Taysha Gene Therapies, Inc. (Nasdaq: TSHA), a patient-centric gene therapy company, has selected Durham as a site for its gene therapy manufacturing facility, Governor Roy Cooper announced. The site is expected to create approximately 200 jobs over the next two and a half years.
The Research Triangle area project confirms North Carolina’s growing role in gene therapy, a promising approach for fighting a host of challenging genetic diseases.
"The pandemic has highlighted the importance of science and innovation to keep us healthy,” said Governor Cooper. “Companies like Taysha Gene Therapies continue to expand in North Carolina because we have the scientists, skilled workers and climate for innovation they need to tackle health care’s toughest challenges.”

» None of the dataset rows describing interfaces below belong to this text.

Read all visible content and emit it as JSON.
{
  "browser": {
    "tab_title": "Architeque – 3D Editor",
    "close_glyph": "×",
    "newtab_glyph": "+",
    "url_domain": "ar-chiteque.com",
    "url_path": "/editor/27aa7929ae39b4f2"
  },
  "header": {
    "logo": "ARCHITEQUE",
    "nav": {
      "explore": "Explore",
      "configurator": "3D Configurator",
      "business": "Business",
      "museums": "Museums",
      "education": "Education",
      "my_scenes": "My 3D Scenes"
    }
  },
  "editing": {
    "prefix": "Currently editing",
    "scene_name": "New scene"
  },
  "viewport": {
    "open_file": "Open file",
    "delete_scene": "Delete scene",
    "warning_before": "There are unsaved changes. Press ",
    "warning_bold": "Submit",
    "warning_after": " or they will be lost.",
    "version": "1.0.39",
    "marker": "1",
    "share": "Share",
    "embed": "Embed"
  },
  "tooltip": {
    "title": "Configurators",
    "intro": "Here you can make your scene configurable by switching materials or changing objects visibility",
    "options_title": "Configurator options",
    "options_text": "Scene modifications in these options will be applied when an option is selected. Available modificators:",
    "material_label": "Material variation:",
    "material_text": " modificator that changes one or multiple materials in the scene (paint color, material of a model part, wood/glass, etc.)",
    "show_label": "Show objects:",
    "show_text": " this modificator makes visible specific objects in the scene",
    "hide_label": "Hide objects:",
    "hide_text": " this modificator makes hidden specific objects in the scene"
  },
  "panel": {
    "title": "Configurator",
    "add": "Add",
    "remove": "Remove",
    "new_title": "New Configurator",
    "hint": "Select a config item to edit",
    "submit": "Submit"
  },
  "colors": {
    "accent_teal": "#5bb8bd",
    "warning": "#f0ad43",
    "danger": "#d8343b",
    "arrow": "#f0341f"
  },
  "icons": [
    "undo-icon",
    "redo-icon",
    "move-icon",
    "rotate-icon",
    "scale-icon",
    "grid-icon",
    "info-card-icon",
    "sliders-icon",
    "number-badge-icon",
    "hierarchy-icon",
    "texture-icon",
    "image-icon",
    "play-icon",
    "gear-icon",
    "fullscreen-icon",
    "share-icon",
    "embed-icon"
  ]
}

Taysha Gene Therapies, headquartered in Dallas, is developing an extensive portfolio of gene therapies. In Durham, the company plans to invest $75 million to build an approximately 187,000 square foot, commercial-scale manufacturing facility for preclinical, clinical, and commercial production of its gene therapy product candidates.
“North Carolina has a thriving life sciences ecosystem with significant expertise in gene therapy manufacturing, and we are delighted to establish our manufacturing center in Durham,” said RA Session II, President, Founder and CEO of Taysha.
“North Carolina continues to lead the way into new frontiers of medicine,” said Commerce Secretary Anthony M. Copeland. “Taysha Gene Therapies joins the nation’s most vibrant center for the life science industry, and I look forward to seeing their contributions add to the stellar reputation of North Carolina’s Research Triangle region.”
Over the course of the 12-year term of the company's JDIG grant, the project is estimated to grow the state’s economy by $772 million. The project will bring an annual payroll impact in excess of $22 million for the region.
The JDIG agreement authorizes the potential reimbursement to the company of up to $4.8 million, dependent upon meeting hiring and capital expenditure milestones. As much as $1,626,750 could also go into the state’s Industrial Development Fund - Utility Account for use by rural communities elsewhere in the state.
Partnering with the North Carolina Department of Commerce and the Economic Development Partnership of North Carolina on this project were the North Carolina General Assembly, the North Carolina Community College System, the North Carolina Biotechnology Center, Duke Energy, Durham County, and the Greater Durham Chamber of Commerce.